▸ **Action item**: Copy each line below that contains "Payment".

▸ **Input material**:
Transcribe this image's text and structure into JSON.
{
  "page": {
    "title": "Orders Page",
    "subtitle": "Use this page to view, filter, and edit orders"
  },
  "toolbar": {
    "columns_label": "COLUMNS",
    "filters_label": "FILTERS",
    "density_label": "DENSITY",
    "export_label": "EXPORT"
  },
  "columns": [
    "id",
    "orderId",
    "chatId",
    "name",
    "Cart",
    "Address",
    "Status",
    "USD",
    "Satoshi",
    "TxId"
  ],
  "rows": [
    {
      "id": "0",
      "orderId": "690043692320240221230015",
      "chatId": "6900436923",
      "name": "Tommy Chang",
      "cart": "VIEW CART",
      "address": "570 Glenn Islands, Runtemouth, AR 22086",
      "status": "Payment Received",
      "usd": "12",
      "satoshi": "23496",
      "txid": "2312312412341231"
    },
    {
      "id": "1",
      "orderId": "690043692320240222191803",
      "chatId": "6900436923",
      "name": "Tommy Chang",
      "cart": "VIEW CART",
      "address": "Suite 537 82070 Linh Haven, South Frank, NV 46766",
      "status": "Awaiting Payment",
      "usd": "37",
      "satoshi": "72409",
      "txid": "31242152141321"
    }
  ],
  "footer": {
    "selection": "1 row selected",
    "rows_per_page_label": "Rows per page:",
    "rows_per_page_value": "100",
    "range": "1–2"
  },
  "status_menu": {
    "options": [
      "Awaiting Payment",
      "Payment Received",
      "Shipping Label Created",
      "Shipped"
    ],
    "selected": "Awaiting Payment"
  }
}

▸ **Response**:
      "status": "Payment Received",
      "status": "Awaiting Payment",
      "Awaiting Payment",
      "Payment Received",
    "selected": "Awaiting Payment"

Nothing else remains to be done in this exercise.